#### Your goal
Where a line of the listing below holds "Send", add it to the tally; give only the final number.
------------------------
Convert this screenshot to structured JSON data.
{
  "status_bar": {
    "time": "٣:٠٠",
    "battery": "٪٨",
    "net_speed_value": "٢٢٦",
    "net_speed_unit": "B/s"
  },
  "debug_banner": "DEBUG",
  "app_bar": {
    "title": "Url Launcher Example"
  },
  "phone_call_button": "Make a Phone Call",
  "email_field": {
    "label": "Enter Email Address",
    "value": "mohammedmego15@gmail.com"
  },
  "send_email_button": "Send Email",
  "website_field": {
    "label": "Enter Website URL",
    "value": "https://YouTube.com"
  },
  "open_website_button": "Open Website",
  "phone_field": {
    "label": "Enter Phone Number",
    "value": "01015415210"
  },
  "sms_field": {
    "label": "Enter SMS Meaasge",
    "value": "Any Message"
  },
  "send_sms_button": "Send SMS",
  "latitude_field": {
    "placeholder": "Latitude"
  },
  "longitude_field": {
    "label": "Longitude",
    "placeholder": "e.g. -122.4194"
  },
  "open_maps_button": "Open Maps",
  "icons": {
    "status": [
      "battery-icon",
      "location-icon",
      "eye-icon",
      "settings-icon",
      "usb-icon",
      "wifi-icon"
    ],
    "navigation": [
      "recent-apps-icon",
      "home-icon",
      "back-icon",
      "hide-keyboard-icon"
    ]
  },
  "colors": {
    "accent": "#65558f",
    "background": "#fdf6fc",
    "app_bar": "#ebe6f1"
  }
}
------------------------
#### Written response
2